[Website and app data records]
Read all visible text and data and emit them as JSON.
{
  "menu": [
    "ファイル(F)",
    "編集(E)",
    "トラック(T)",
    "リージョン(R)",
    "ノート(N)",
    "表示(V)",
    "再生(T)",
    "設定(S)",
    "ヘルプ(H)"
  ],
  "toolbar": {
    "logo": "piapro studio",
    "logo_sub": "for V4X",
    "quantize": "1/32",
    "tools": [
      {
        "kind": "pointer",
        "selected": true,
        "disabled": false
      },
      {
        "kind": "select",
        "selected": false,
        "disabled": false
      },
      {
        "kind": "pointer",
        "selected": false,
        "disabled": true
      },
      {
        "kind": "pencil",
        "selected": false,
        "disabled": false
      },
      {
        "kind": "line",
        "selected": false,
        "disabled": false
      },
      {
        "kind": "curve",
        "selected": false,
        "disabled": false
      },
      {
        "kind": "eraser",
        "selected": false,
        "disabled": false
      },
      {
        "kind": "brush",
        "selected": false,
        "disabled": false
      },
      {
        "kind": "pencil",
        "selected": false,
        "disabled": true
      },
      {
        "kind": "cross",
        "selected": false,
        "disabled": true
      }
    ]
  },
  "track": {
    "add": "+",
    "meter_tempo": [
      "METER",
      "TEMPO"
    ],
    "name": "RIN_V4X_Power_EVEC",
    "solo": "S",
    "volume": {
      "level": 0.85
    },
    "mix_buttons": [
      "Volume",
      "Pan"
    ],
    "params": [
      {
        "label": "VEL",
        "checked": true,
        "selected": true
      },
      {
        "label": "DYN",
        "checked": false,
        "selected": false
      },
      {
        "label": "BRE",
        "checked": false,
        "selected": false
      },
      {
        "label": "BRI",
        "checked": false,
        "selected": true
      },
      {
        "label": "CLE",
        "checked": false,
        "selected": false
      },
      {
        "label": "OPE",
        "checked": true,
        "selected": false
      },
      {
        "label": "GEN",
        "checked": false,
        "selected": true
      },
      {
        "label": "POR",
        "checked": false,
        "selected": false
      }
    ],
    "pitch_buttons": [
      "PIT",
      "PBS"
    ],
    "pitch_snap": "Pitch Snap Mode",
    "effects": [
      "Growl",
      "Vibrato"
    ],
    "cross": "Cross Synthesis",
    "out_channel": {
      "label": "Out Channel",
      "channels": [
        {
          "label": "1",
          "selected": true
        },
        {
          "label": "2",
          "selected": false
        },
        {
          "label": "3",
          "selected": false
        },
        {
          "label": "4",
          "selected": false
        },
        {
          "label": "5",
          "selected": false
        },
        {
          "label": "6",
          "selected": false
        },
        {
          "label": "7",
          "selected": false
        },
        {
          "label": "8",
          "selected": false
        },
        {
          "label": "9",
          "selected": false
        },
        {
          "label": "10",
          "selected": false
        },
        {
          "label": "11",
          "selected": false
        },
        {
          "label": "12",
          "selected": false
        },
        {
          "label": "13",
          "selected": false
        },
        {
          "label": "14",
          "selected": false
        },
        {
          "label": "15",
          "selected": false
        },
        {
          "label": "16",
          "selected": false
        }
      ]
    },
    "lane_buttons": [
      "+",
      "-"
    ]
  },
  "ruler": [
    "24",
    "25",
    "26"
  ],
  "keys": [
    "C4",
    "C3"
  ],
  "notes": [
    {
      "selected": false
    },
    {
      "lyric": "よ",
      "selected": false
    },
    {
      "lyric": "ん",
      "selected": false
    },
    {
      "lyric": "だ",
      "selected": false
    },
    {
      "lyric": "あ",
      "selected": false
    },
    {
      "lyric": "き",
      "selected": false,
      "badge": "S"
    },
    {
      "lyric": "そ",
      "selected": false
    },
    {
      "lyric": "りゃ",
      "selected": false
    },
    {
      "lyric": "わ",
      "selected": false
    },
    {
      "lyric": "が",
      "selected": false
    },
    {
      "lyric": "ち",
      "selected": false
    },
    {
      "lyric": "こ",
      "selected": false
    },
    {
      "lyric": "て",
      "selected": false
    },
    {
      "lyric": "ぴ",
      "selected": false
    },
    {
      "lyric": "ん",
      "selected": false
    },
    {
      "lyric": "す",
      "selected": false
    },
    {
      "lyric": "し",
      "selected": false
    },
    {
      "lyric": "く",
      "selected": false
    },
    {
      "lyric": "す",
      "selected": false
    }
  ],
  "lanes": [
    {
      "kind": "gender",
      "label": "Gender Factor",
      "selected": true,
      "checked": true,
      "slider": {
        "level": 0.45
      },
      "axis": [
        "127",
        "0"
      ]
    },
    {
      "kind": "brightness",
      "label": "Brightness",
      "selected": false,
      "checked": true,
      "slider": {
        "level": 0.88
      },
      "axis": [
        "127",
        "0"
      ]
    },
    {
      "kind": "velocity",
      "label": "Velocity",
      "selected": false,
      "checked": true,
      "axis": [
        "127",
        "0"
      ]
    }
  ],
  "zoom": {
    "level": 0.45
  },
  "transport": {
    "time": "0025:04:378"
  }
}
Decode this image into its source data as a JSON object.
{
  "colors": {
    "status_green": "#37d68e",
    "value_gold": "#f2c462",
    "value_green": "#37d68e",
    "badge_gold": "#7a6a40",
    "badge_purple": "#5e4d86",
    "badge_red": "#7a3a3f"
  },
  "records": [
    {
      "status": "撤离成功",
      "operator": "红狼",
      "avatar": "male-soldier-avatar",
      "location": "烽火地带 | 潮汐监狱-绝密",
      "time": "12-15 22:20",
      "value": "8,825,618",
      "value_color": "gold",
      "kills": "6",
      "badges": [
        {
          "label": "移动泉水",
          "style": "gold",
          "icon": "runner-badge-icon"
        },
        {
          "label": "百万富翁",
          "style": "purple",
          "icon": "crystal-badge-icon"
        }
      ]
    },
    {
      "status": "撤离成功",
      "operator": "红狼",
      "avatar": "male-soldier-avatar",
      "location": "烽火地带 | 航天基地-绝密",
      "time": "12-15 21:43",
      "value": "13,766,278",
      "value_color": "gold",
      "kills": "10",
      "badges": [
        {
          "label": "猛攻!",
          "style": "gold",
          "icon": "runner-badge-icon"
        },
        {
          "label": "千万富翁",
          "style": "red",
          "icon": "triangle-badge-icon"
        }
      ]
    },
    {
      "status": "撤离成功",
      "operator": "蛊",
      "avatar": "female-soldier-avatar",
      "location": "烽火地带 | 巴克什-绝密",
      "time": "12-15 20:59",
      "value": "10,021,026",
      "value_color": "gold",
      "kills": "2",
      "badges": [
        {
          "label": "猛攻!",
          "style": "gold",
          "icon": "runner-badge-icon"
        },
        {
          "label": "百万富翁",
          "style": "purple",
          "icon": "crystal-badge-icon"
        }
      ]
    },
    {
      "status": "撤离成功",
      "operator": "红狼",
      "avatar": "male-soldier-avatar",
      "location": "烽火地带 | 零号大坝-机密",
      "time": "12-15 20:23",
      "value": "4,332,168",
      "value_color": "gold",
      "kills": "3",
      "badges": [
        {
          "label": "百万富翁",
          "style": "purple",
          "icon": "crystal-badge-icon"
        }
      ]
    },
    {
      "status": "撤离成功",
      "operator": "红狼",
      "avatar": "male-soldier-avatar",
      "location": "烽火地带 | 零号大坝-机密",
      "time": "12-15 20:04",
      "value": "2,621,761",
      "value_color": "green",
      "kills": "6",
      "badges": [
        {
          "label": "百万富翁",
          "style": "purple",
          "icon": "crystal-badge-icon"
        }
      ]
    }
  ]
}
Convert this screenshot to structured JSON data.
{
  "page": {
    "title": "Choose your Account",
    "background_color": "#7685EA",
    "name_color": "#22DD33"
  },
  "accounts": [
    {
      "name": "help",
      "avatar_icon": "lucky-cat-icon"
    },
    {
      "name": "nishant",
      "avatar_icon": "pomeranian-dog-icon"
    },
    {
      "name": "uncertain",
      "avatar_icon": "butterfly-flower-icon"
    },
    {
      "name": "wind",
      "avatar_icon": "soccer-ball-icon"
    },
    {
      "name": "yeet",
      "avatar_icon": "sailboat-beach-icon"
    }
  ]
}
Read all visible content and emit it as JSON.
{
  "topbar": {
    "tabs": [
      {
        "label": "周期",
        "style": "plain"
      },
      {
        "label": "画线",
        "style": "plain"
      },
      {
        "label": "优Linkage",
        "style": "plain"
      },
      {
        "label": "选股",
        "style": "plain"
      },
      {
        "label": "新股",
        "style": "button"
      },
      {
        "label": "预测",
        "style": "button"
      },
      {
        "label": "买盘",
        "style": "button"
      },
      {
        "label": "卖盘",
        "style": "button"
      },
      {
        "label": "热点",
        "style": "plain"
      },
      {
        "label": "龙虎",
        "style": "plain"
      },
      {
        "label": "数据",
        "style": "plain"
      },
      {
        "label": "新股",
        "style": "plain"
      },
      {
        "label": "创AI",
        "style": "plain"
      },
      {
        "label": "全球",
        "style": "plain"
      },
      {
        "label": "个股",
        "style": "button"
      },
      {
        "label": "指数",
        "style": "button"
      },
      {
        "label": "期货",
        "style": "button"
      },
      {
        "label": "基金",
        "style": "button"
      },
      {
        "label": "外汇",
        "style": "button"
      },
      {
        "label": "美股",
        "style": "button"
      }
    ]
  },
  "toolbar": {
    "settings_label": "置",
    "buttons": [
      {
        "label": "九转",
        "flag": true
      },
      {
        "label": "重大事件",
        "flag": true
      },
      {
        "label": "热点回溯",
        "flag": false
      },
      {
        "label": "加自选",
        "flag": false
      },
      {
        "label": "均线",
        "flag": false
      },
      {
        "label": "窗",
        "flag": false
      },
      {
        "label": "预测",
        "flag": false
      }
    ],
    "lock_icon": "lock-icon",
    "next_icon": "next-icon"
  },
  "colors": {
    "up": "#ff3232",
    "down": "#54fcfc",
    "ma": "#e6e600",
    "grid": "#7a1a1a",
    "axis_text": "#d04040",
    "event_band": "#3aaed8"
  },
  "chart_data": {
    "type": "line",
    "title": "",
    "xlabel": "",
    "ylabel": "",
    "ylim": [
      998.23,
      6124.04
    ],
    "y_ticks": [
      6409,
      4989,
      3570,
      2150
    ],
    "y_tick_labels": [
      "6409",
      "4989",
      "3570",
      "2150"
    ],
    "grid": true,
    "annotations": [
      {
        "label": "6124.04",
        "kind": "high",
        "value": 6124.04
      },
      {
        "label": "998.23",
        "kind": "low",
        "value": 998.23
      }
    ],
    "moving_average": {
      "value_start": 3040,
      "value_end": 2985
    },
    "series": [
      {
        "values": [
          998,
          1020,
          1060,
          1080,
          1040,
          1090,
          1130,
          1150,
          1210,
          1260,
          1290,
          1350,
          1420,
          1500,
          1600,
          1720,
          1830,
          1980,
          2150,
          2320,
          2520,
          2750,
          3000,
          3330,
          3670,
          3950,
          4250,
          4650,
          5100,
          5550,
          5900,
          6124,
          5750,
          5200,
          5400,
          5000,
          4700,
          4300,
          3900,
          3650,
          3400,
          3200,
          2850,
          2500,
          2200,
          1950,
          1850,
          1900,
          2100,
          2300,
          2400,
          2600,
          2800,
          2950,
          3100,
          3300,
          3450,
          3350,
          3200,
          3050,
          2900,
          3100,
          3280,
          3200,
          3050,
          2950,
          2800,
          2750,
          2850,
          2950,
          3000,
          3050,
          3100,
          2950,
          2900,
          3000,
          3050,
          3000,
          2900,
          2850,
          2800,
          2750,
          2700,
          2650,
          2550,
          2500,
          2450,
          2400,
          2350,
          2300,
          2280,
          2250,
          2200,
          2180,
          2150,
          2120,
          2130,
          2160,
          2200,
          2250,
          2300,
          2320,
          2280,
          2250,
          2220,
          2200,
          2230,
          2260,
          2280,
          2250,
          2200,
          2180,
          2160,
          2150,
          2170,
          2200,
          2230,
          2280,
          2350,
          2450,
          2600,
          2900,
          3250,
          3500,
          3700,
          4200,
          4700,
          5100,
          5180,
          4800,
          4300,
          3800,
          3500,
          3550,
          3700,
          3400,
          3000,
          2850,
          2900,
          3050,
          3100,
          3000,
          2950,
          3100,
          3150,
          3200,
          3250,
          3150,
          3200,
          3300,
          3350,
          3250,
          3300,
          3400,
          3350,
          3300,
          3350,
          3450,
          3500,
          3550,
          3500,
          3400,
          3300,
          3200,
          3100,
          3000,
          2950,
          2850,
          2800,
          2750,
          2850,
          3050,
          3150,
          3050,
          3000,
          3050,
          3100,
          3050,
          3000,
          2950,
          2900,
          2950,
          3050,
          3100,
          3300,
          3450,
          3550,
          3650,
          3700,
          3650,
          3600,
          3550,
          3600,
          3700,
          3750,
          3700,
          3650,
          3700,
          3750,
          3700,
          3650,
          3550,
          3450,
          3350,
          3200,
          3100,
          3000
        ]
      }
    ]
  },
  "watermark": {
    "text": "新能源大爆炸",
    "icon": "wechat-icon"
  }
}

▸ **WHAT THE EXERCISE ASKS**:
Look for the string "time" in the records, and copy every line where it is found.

▸ **EXERCISE SOLUTION**:
    "time": "0025:04:378"
      "time": "12-15 22:20",
      "time": "12-15 21:43",
      "time": "12-15 20:59",
      "time": "12-15 20:23",
      "time": "12-15 20:04",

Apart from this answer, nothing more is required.